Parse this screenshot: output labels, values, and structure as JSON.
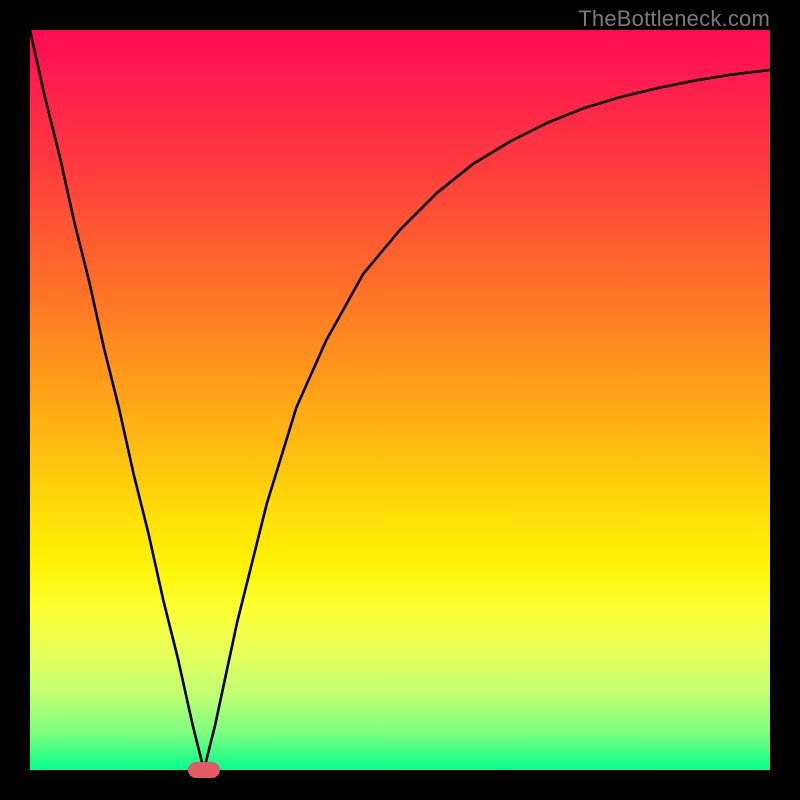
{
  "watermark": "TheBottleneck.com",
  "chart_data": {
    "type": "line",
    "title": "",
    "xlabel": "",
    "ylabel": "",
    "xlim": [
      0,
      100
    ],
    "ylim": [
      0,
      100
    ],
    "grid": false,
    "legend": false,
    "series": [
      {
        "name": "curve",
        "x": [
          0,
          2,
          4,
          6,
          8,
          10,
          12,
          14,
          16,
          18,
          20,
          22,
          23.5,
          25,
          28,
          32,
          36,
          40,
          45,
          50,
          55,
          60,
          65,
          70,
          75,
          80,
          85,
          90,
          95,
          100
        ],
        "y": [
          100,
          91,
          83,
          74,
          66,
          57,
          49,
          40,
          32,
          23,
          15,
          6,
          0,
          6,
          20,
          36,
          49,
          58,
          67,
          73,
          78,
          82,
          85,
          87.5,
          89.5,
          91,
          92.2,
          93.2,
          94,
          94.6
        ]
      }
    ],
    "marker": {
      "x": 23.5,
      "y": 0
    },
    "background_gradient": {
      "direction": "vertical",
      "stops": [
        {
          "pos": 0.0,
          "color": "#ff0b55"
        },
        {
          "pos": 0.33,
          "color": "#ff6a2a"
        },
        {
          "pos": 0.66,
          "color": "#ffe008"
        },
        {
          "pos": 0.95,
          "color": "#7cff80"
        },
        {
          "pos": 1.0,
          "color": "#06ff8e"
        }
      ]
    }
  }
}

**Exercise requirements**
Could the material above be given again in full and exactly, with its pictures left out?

**Response to the task**
Parse this screenshot: output labels, values, and structure as JSON.
{
  "watermark": "TheBottleneck.com",
  "chart_data": {
    "type": "line",
    "title": "",
    "xlabel": "",
    "ylabel": "",
    "xlim": [
      0,
      100
    ],
    "ylim": [
      0,
      100
    ],
    "grid": false,
    "legend": false,
    "series": [
      {
        "name": "curve",
        "x": [
          0,
          2,
          4,
          6,
          8,
          10,
          12,
          14,
          16,
          18,
          20,
          22,
          23.5,
          25,
          28,
          32,
          36,
          40,
          45,
          50,
          55,
          60,
          65,
          70,
          75,
          80,
          85,
          90,
          95,
          100
        ],
        "y": [
          100,
          91,
          83,
          74,
          66,
          57,
          49,
          40,
          32,
          23,
          15,
          6,
          0,
          6,
          20,
          36,
          49,
          58,
          67,
          73,
          78,
          82,
          85,
          87.5,
          89.5,
          91,
          92.2,
          93.2,
          94,
          94.6
        ]
      }
    ],
    "marker": {
      "x": 23.5,
      "y": 0
    },
    "background_gradient": {
      "direction": "vertical",
      "stops": [
        {
          "pos": 0.0,
          "color": "#ff0b55"
        },
        {
          "pos": 0.33,
          "color": "#ff6a2a"
        },
        {
          "pos": 0.66,
          "color": "#ffe008"
        },
        {
          "pos": 0.95,
          "color": "#7cff80"
        },
        {
          "pos": 1.0,
          "color": "#06ff8e"
        }
      ]
    }
  }
}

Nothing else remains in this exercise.